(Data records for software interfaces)

......

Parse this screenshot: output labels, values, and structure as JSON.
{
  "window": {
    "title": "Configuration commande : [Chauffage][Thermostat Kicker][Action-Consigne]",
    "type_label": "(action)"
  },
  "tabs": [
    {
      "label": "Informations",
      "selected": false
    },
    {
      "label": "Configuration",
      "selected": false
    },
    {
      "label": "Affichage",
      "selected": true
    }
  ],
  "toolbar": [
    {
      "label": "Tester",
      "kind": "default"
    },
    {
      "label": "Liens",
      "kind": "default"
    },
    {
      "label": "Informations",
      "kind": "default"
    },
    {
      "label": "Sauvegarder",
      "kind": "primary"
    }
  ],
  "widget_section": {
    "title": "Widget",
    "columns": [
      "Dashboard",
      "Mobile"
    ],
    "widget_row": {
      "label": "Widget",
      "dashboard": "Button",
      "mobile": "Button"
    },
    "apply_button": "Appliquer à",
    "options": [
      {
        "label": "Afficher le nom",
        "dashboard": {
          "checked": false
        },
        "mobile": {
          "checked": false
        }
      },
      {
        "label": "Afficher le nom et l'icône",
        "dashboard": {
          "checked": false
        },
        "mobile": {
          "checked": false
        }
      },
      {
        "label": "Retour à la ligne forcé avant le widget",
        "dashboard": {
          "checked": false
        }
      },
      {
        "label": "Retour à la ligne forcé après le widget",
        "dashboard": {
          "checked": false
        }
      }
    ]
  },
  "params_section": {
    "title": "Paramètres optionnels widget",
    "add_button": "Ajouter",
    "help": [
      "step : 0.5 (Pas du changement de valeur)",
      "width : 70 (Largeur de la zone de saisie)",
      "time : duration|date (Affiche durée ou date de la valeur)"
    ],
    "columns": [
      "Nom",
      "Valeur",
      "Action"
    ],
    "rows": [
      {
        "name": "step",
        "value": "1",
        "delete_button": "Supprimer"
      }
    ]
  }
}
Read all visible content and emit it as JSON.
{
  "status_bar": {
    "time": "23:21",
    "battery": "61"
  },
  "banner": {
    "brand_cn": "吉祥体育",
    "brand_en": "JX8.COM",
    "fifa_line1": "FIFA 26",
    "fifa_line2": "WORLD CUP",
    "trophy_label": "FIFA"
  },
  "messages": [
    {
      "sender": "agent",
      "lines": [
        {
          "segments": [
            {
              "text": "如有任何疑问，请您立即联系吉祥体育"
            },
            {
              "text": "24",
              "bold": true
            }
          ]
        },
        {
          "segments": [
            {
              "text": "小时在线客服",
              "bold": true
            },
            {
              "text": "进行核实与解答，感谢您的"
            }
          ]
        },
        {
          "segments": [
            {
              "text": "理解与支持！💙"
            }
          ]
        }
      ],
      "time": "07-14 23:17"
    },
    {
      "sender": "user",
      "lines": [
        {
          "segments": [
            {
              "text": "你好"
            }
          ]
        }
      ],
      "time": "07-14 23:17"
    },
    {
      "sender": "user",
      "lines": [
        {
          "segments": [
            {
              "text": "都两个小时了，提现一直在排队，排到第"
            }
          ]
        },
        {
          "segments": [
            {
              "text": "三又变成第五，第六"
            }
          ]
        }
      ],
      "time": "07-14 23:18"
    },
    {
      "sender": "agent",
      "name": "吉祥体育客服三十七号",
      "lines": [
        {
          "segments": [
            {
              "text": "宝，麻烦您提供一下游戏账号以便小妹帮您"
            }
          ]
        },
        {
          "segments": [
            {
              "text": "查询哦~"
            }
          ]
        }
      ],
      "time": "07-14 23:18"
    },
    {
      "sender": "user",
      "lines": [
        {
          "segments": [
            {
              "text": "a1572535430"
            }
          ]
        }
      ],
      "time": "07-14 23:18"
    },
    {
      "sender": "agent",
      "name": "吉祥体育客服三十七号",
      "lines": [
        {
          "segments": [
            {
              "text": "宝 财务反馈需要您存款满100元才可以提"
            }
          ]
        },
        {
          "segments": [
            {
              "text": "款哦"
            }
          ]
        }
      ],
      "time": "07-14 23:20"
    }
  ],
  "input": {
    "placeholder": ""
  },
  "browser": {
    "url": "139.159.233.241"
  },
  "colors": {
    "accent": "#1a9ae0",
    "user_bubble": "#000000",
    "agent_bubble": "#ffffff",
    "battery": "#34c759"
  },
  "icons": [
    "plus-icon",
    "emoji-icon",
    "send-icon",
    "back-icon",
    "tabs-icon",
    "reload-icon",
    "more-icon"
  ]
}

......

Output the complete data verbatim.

Parse this screenshot: output labels, values, and structure as JSON.
{
  "window": {
    "title": "Configuration commande : [Chauffage][Thermostat Kicker][Action-Consigne]",
    "type_label": "(action)"
  },
  "tabs": [
    {
      "label": "Informations",
      "selected": false
    },
    {
      "label": "Configuration",
      "selected": false
    },
    {
      "label": "Affichage",
      "selected": true
    }
  ],
  "toolbar": [
    {
      "label": "Tester",
      "kind": "default"
    },
    {
      "label": "Liens",
      "kind": "default"
    },
    {
      "label": "Informations",
      "kind": "default"
    },
    {
      "label": "Sauvegarder",
      "kind": "primary"
    }
  ],
  "widget_section": {
    "title": "Widget",
    "columns": [
      "Dashboard",
      "Mobile"
    ],
    "widget_row": {
      "label": "Widget",
      "dashboard": "Button",
      "mobile": "Button"
    },
    "apply_button": "Appliquer à",
    "options": [
      {
        "label": "Afficher le nom",
        "dashboard": {
          "checked": false
        },
        "mobile": {
          "checked": false
        }
      },
      {
        "label": "Afficher le nom et l'icône",
        "dashboard": {
          "checked": false
        },
        "mobile": {
          "checked": false
        }
      },
      {
        "label": "Retour à la ligne forcé avant le widget",
        "dashboard": {
          "checked": false
        }
      },
      {
        "label": "Retour à la ligne forcé après le widget",
        "dashboard": {
          "checked": false
        }
      }
    ]
  },
  "params_section": {
    "title": "Paramètres optionnels widget",
    "add_button": "Ajouter",
    "help": [
      "step : 0.5 (Pas du changement de valeur)",
      "width : 70 (Largeur de la zone de saisie)",
      "time : duration|date (Affiche durée ou date de la valeur)"
    ],
    "columns": [
      "Nom",
      "Valeur",
      "Action"
    ],
    "rows": [
      {
        "name": "step",
        "value": "1",
        "delete_button": "Supprimer"
      }
    ]
  }
}
Read all visible content and emit it as JSON.
{
  "status_bar": {
    "time": "23:21",
    "battery": "61"
  },
  "banner": {
    "brand_cn": "吉祥体育",
    "brand_en": "JX8.COM",
    "fifa_line1": "FIFA 26",
    "fifa_line2": "WORLD CUP",
    "trophy_label": "FIFA"
  },
  "messages": [
    {
      "sender": "agent",
      "lines": [
        {
          "segments": [
            {
              "text": "如有任何疑问，请您立即联系吉祥体育"
            },
            {
              "text": "24",
              "bold": true
            }
          ]
        },
        {
          "segments": [
            {
              "text": "小时在线客服",
              "bold": true
            },
            {
              "text": "进行核实与解答，感谢您的"
            }
          ]
        },
        {
          "segments": [
            {
              "text": "理解与支持！💙"
            }
          ]
        }
      ],
      "time": "07-14 23:17"
    },
    {
      "sender": "user",
      "lines": [
        {
          "segments": [
            {
              "text": "你好"
            }
          ]
        }
      ],
      "time": "07-14 23:17"
    },
    {
      "sender": "user",
      "lines": [
        {
          "segments": [
            {
              "text": "都两个小时了，提现一直在排队，排到第"
            }
          ]
        },
        {
          "segments": [
            {
              "text": "三又变成第五，第六"
            }
          ]
        }
      ],
      "time": "07-14 23:18"
    },
    {
      "sender": "agent",
      "name": "吉祥体育客服三十七号",
      "lines": [
        {
          "segments": [
            {
              "text": "宝，麻烦您提供一下游戏账号以便小妹帮您"
            }
          ]
        },
        {
          "segments": [
            {
              "text": "查询哦~"
            }
          ]
        }
      ],
      "time": "07-14 23:18"
    },
    {
      "sender": "user",
      "lines": [
        {
          "segments": [
            {
              "text": "a1572535430"
            }
          ]
        }
      ],
      "time": "07-14 23:18"
    },
    {
      "sender": "agent",
      "name": "吉祥体育客服三十七号",
      "lines": [
        {
          "segments": [
            {
              "text": "宝 财务反馈需要您存款满100元才可以提"
            }
          ]
        },
        {
          "segments": [
            {
              "text": "款哦"
            }
          ]
        }
      ],
      "time": "07-14 23:20"
    }
  ],
  "input": {
    "placeholder": ""
  },
  "browser": {
    "url": "139.159.233.241"
  },
  "colors": {
    "accent": "#1a9ae0",
    "user_bubble": "#000000",
    "agent_bubble": "#ffffff",
    "battery": "#34c759"
  },
  "icons": [
    "plus-icon",
    "emoji-icon",
    "send-icon",
    "back-icon",
    "tabs-icon",
    "reload-icon",
    "more-icon"
  ]
}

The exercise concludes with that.